Go through the records and report each line holding the string "name".

----

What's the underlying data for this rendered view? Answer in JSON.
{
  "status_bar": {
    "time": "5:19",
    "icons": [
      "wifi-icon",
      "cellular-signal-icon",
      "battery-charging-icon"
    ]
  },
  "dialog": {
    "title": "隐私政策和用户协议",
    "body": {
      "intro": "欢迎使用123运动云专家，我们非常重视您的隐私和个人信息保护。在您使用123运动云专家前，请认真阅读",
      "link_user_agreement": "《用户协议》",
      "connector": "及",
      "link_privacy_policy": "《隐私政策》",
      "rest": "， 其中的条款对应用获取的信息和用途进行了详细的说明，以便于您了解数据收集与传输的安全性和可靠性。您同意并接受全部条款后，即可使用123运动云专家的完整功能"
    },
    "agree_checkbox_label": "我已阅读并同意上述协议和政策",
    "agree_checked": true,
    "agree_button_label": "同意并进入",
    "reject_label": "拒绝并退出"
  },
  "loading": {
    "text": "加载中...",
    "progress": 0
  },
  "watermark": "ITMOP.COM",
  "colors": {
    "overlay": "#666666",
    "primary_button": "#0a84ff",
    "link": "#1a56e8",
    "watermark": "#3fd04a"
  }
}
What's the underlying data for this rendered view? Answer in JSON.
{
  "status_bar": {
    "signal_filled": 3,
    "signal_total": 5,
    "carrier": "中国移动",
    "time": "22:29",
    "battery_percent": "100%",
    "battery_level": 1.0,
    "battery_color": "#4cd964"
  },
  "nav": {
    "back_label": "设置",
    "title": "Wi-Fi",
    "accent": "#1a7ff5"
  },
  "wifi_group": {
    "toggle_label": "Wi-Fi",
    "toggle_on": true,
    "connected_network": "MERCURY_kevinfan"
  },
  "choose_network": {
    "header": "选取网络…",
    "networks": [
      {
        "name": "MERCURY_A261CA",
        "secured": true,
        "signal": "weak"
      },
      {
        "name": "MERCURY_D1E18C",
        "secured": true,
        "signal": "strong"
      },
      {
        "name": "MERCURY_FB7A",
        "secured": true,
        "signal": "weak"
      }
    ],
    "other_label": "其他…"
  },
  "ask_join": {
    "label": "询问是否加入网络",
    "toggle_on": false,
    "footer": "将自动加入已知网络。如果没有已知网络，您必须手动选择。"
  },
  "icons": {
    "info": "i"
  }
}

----

→ ANSWER SECTION
        "name": "MERCURY_A261CA",
        "name": "MERCURY_D1E18C",
        "name": "MERCURY_FB7A",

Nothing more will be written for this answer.